▶ Task material
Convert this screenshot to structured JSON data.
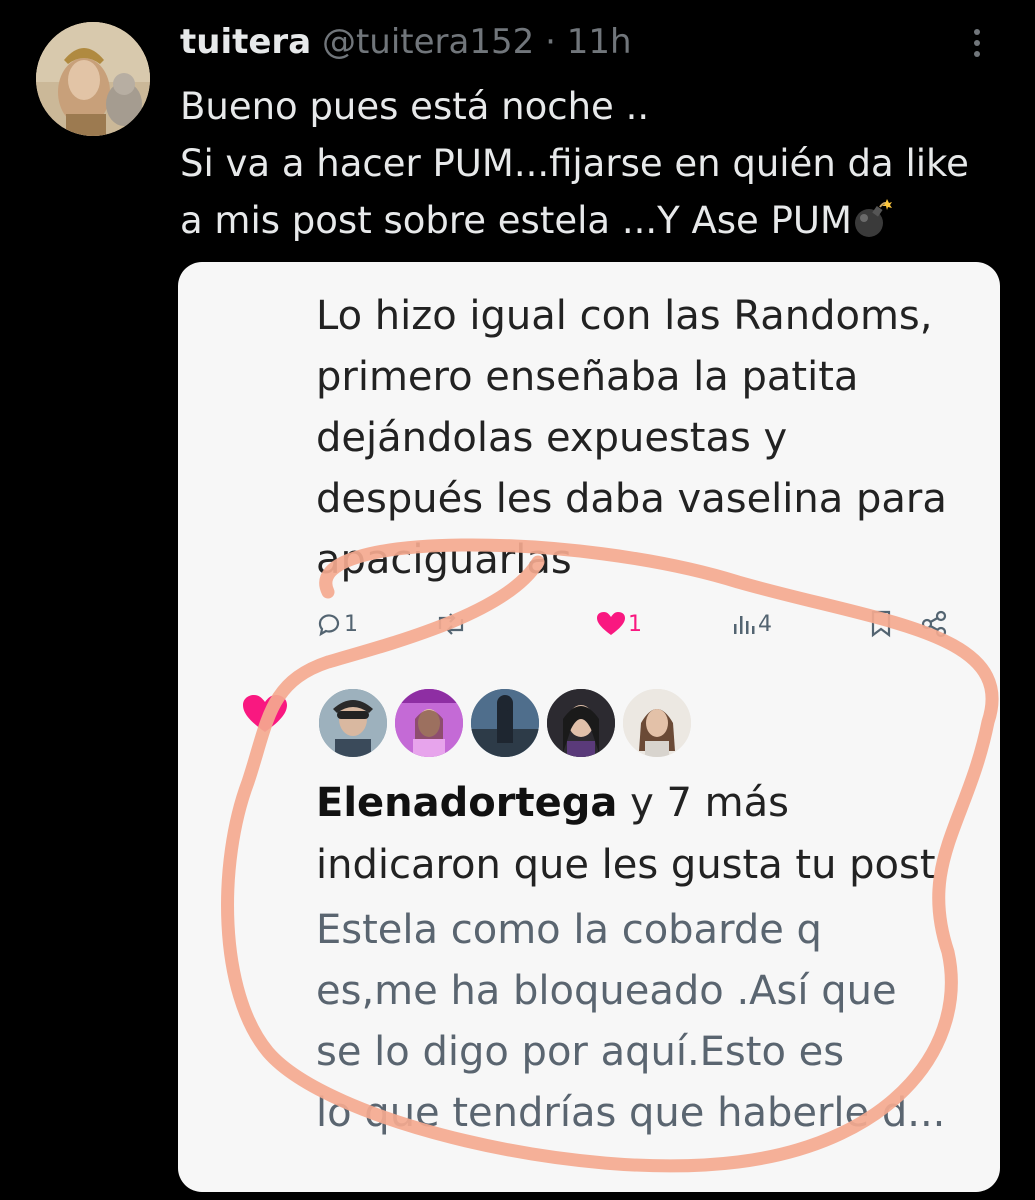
{
  "tweet": {
    "display_name": "tuitera",
    "handle": "@tuitera152",
    "separator": "·",
    "time": "11h",
    "lines": [
      "Bueno pues está noche ..",
      "Si va a hacer PUM...fijarse en quién da like",
      "a mis post sobre estela ...Y Ase PUM"
    ],
    "more_icon": "more-vertical-icon"
  },
  "screenshot": {
    "post_lines": [
      "Lo hizo igual con las Randoms,",
      "primero enseñaba la patita",
      "dejándolas expuestas y",
      "después les daba vaselina para",
      "apaciguarlas"
    ],
    "actions": {
      "reply_count": "1",
      "like_count": "1",
      "views_count": "4"
    },
    "notification": {
      "user": "Elenadortega",
      "suffix": " y 7 más",
      "line2": "indicaron que les gusta tu post",
      "liked_post_lines": [
        "Estela como la cobarde q",
        "es,me ha bloqueado .Así que",
        "se lo digo por aquí.Esto es",
        "lo que tendrías que haberle d..."
      ]
    }
  },
  "colors": {
    "background": "#000000",
    "like_pink": "#f91880",
    "circle_annotation": "#f4a98f"
  }
}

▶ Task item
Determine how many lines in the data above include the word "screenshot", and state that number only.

▶ Your response
2